Task => If a line of the data below holds the string "JSON", copy it.

[Website and app data records]
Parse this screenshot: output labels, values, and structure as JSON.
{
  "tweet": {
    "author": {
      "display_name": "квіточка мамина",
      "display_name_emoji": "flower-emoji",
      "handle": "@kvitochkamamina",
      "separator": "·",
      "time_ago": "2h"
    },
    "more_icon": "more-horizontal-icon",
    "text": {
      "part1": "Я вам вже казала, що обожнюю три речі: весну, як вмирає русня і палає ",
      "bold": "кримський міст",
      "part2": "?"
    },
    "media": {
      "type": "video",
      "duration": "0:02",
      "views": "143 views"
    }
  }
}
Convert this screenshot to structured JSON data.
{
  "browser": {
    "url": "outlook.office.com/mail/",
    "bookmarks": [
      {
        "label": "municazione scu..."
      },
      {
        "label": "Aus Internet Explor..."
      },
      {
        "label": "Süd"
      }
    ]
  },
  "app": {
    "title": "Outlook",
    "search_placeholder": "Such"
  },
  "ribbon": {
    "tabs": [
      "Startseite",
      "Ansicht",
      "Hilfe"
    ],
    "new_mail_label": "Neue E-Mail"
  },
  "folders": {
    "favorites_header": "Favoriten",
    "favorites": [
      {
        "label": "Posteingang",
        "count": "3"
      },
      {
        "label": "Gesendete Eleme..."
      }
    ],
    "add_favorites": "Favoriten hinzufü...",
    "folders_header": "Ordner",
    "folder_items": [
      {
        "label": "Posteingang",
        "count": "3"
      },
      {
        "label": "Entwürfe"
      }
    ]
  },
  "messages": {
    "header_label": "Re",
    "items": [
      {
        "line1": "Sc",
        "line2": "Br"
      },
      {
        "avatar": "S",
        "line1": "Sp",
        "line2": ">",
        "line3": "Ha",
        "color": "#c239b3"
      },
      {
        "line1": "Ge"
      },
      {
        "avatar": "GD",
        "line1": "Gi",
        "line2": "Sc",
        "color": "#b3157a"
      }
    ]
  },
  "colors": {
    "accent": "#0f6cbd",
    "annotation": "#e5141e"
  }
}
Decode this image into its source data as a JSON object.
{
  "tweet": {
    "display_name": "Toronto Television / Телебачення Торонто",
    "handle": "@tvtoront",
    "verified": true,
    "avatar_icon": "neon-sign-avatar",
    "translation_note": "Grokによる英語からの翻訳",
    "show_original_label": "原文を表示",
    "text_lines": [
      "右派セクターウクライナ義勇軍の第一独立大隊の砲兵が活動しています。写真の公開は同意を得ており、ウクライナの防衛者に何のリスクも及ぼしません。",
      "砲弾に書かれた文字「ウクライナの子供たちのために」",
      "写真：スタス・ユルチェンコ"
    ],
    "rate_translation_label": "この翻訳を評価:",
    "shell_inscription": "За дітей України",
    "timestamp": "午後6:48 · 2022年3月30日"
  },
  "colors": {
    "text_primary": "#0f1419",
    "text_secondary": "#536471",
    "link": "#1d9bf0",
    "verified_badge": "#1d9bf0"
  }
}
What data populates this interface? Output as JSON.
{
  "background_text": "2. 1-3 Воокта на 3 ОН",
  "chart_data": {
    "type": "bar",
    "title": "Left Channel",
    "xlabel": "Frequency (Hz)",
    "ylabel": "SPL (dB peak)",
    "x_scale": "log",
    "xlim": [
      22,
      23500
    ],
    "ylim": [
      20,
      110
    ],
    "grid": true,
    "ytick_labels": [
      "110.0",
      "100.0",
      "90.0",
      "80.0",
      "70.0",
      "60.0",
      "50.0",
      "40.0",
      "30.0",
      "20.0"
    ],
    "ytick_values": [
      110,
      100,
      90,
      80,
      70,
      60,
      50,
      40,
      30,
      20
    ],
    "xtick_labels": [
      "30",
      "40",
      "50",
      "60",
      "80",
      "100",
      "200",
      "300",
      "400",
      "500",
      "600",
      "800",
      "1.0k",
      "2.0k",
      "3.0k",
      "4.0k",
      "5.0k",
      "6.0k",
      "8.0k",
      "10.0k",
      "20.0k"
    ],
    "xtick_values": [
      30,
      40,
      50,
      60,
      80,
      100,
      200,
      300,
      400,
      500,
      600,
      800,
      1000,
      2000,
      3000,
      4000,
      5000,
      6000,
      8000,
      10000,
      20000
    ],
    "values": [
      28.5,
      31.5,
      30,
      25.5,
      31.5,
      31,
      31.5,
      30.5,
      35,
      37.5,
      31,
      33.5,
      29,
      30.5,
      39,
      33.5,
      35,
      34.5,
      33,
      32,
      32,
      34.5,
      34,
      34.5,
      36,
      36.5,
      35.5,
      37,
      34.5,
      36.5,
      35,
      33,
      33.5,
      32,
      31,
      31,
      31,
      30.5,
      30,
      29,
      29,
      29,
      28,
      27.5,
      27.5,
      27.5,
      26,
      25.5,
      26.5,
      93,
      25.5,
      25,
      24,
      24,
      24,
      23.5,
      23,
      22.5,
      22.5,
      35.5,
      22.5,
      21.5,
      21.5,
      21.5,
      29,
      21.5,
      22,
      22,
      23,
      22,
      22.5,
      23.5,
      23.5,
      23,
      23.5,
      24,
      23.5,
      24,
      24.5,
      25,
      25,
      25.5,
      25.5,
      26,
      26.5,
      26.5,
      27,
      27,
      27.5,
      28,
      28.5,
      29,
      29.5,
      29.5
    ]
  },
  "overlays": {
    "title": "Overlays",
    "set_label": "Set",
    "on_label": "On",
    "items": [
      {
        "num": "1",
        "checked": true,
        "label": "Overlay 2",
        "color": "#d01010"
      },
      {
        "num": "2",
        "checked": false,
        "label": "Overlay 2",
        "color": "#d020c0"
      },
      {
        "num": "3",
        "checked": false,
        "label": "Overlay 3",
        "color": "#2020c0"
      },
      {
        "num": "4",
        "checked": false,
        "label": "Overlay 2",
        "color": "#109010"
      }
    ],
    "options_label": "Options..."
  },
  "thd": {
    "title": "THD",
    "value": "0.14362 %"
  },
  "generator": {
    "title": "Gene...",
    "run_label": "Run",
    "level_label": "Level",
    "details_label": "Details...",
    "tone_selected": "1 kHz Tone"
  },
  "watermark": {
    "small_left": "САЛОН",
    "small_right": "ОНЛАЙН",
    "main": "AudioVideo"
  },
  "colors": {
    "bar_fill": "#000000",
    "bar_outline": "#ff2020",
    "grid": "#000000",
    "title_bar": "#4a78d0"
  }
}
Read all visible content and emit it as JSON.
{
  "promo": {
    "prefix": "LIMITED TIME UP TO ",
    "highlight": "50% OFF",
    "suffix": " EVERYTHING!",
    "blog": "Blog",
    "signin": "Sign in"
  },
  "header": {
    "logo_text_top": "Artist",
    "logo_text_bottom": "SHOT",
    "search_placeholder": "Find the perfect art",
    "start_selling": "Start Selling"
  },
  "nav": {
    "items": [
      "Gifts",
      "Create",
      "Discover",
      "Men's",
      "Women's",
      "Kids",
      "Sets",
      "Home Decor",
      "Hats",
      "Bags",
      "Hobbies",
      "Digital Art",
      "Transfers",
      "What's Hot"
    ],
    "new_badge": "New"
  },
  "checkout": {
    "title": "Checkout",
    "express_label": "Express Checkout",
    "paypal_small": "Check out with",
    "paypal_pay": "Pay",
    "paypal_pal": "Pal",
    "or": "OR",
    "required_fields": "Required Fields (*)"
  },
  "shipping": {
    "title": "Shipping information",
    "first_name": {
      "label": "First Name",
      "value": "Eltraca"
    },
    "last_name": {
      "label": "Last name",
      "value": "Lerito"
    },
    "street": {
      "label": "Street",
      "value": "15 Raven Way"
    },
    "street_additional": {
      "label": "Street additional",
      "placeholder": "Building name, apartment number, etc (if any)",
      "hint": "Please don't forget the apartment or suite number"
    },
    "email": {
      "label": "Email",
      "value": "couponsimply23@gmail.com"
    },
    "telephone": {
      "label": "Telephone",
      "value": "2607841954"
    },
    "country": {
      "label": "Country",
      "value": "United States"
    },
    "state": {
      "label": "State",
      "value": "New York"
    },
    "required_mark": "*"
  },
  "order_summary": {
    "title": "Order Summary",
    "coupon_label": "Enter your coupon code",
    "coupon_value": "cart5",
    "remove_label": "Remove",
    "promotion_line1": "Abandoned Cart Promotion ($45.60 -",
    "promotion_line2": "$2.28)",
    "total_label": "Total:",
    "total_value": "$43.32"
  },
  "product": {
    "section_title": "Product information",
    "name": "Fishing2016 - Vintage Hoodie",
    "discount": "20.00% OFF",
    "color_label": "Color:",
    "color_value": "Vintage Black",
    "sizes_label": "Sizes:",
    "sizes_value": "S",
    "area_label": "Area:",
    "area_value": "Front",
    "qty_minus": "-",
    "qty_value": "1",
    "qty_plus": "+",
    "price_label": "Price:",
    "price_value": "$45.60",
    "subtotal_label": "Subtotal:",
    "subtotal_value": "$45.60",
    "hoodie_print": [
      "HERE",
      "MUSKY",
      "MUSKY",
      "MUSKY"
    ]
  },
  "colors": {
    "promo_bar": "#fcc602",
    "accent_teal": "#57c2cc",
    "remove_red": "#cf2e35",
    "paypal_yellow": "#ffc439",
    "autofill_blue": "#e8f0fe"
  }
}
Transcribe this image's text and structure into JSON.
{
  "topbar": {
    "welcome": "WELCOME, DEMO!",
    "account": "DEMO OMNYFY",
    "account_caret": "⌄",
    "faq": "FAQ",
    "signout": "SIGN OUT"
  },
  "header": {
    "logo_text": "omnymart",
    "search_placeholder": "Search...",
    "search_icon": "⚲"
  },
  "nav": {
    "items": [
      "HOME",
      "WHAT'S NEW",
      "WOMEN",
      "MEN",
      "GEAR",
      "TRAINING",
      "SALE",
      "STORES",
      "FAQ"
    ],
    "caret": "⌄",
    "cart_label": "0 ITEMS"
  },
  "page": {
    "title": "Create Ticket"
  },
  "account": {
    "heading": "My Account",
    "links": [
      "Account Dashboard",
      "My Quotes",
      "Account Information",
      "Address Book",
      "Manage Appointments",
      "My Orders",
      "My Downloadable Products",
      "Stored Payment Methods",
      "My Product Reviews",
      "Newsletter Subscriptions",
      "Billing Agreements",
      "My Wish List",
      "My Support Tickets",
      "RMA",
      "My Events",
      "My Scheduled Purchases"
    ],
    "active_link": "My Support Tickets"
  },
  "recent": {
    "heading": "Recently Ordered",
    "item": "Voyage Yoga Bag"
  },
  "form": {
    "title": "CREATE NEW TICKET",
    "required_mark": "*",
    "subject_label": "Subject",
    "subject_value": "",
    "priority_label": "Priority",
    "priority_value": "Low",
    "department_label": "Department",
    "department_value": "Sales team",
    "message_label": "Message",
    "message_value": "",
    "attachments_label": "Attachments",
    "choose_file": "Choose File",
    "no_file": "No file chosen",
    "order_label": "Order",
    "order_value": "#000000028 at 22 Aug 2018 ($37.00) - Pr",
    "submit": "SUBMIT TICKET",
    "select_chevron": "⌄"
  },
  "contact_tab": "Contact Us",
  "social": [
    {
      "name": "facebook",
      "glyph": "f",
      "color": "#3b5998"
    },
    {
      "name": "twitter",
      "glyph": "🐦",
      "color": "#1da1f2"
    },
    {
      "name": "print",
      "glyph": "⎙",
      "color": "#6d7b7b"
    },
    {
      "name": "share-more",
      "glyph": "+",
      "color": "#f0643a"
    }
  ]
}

Result of the exercise =>
Parse this screenshot: output labels, values, and structure as JSON.
Convert this screenshot to structured JSON data.
Decode this image into its source data as a JSON object.
What data populates this interface? Output as JSON.
Read all visible content and emit it as JSON.
Transcribe this image's text and structure into JSON.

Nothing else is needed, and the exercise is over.